    • The app opens two different connections to the database: One connection is opened with a connection string that contains column encryption setting=enabled the service account identity that has access to the CMK. Another connection is opened with a connection string with column encryption setting=disabled and a service identity that does not have access to the CMK
    • Application users are assigned to one of the two different AD groups: one group is permissioned to see the unencrypted data and the other is only permitted to see encrypted data.
    • When a user connects to the web app, the app checks which group the user belongs to. Based on that, the app decides which connection not use for user’s queries.

    As an alternative of the above design, the app could open a new connection for each user and decide whether to include column encryption setting=enabled in the connection string or not, based on user’s group membership.

    In your scenario, do both users run the same query e.g. SELECT * from T) and does the query fetch all encrypted columns (some encrypted with cert A and some with cert B)? If so, there is no easy way to implement it. You would need to somehow separate that queries for each user.
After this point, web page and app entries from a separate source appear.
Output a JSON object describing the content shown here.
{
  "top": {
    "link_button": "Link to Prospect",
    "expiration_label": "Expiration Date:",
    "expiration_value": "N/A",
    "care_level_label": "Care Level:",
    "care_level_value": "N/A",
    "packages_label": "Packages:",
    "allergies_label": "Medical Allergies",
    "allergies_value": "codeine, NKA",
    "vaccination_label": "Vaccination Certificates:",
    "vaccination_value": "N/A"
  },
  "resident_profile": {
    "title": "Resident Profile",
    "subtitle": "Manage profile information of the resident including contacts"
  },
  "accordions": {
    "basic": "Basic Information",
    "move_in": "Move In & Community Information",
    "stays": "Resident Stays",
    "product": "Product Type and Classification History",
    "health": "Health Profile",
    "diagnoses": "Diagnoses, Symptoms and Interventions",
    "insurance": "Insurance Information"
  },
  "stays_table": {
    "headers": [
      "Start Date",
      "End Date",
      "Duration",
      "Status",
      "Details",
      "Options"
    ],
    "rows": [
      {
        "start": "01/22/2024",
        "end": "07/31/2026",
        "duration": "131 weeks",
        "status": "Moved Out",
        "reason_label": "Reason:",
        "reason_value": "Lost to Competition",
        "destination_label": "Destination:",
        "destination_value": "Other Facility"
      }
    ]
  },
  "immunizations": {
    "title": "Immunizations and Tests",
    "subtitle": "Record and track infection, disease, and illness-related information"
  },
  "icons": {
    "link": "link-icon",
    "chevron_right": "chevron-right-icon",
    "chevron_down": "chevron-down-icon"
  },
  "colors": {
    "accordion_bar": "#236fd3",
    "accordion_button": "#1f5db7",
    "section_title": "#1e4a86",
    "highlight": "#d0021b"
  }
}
Note that Always Encrypted is (currently) primarily designed as a solution to protect sensitive data from malicious high privilege users (e.g. DBAs who have no access to CMKs, or machine admins who attempt to scan the memory of SQL Server to steal sensitive data. It was not designed as a solution for isolating data of different users/tenants, although we do have some customers (including the customer who showed the demo), who managed to achieve that for relatively simple scenarios. 



    • Proposed as answer by Visakh16MVP Sunday, April 29, 2018 9:34 AM
    Friday, April 27, 2018 12:56 PM
  • Thanks Jakub. I have already tried your suggested approach of setting "column encryption setting=disabled" in my toy app, just to see what would happen with this setting when I try to read an encrypted column. There is just one certificate and one encrypted column in my example. In my code I am loading the Entity Framework model of the table, which is then used as the data source for a "BindingSource" that holds data for a grid view control. The table containing the encrypted column is called "DangerousData_Safe". I load my entity for this table using this statement (SandboxEntities is my entity object):
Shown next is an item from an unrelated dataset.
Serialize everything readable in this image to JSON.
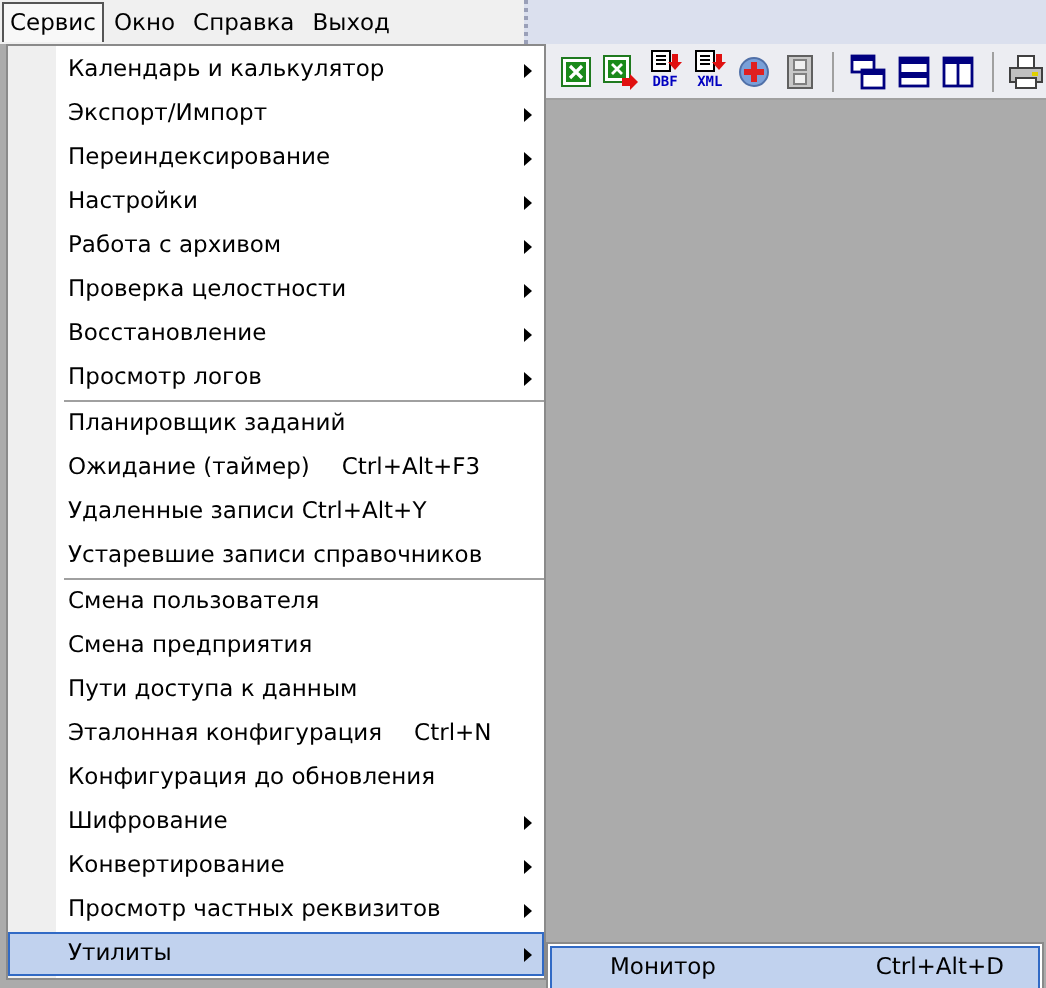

    This works fine when encryption is enabled. When I disable encryption (in my connection string) I get this exception:

    System.InvalidOperationException was unhandled
      Message=The 'SocialSecurity' property on 'DangerousData_Safe' could not be set to a 'System.Byte[]' value. You must set this property to a non-null value of type 'System.String'.

    SocialSecurity is the encrypted column, declared as char[9]. Apparently my entity expects to receive a char[9] even though it should know the column is encrypted because the model was created after the encryption was applied to the column. So I don't understand how someone using Entity Framework, or indeed any application that expects the plain-text size of an encrypted column, could just turn off encryption for the database.

    Friday, April 27, 2018 4:12 PM
  • Obviously the application has to be coded to handle the two alternatives of getting data undecrypted or decrypted, since the data types are different.

    The one exception is if you always stored data as binary, but you still need to be able to handle the two cases differently, since only it is only if encryption is enabled for the connection it make sense to convert the binary value to presentable string, date, integer number or whatever.

    • Proposed as answer by Visakh16MVP Sunday, April 29, 2018 9:34 AM
    Friday, April 27, 2018 9:47 PM